● **What this task involves**
For each line below that includes the string "Люди", show the whole line.

● **Dataset**

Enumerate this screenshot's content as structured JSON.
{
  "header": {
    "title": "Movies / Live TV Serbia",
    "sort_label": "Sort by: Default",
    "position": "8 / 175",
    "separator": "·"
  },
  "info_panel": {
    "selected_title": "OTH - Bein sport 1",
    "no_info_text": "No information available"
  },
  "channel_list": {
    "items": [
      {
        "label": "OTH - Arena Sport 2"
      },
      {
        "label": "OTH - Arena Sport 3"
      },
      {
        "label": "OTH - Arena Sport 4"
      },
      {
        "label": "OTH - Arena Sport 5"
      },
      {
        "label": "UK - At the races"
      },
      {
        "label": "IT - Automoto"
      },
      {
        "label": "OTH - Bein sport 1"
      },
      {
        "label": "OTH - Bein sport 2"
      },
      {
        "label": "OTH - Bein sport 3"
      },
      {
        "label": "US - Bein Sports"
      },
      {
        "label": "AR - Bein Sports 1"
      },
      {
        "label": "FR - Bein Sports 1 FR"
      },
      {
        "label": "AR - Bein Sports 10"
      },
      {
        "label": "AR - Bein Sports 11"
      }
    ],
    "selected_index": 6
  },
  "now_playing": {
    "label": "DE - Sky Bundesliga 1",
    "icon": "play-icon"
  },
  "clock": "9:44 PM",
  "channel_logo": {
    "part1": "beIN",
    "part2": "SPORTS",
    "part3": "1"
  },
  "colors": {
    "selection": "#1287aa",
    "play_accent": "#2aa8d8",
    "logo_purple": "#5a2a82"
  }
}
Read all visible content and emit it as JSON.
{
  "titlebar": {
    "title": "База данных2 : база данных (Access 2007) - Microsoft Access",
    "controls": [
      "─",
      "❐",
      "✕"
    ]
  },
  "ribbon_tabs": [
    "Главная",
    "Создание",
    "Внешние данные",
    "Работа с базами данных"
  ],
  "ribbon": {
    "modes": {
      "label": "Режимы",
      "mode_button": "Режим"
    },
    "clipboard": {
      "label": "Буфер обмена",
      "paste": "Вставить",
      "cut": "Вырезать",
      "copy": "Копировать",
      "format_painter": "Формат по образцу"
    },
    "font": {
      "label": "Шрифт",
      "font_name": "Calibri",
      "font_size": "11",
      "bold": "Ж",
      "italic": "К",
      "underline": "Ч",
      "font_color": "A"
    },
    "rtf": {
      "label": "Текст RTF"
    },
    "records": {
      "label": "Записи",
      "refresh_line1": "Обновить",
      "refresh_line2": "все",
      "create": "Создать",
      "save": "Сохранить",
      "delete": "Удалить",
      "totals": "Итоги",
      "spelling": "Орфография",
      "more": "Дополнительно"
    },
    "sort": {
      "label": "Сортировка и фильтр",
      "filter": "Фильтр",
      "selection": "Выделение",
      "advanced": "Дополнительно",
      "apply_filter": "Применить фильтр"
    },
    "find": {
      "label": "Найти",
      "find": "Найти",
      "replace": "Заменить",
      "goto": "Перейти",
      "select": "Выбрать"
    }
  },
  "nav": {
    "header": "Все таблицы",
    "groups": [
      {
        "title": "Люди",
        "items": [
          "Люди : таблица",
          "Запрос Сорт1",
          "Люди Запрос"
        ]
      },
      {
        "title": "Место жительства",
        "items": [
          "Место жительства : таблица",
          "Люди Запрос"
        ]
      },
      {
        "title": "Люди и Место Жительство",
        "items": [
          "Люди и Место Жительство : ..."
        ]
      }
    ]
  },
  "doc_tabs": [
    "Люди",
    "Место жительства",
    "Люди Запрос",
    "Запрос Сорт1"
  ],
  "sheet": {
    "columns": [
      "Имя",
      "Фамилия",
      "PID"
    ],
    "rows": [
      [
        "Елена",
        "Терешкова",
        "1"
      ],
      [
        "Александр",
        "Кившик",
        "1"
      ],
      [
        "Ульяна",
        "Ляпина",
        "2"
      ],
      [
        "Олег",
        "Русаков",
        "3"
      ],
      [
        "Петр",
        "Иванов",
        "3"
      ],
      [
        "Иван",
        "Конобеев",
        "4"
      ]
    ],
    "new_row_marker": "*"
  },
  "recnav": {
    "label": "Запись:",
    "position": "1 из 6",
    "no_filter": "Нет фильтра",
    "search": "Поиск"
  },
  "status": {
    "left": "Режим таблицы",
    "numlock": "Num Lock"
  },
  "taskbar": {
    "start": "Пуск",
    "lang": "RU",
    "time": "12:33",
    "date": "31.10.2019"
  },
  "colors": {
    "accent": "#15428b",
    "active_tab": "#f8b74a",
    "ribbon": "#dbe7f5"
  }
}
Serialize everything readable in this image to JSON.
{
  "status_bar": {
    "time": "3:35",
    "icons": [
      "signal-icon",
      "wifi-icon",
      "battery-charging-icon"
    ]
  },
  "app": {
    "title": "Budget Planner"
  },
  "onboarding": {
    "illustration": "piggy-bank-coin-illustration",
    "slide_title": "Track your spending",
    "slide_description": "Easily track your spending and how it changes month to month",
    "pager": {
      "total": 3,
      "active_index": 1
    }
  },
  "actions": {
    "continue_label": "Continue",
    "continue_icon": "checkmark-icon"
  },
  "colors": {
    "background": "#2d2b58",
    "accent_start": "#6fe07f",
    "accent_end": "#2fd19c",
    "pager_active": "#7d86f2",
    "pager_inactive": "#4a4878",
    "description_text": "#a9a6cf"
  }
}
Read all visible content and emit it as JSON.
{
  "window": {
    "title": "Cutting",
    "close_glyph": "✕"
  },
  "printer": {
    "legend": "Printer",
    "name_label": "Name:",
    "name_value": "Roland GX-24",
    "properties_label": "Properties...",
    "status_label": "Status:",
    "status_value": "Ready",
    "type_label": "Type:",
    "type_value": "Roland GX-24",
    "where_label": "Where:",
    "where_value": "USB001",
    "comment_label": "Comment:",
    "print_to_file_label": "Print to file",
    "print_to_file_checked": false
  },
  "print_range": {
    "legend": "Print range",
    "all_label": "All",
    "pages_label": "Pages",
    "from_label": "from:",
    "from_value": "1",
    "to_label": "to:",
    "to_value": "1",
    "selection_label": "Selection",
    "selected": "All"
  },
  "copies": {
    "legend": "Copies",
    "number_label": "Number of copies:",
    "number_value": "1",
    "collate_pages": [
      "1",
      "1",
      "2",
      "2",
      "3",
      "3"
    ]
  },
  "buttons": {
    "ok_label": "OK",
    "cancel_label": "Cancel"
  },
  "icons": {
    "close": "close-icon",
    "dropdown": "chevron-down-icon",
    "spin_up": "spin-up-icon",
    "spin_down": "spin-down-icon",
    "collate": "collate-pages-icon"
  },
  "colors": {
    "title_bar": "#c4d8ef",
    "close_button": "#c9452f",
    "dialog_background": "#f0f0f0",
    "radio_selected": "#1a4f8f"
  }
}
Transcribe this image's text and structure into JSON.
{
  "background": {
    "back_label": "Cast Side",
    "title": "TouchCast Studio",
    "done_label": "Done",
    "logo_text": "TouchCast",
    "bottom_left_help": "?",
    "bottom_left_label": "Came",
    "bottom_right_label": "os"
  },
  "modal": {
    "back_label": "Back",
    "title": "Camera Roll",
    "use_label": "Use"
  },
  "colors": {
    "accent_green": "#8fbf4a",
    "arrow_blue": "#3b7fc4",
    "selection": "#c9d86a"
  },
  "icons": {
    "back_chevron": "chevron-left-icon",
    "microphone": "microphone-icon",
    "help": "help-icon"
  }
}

● **Response**
        "title": "Люди",
          "Люди : таблица",
          "Люди Запрос"
          "Люди Запрос"
        "title": "Люди и Место Жительство",
          "Люди и Место Жительство : ..."
    "Люди",
    "Люди Запрос",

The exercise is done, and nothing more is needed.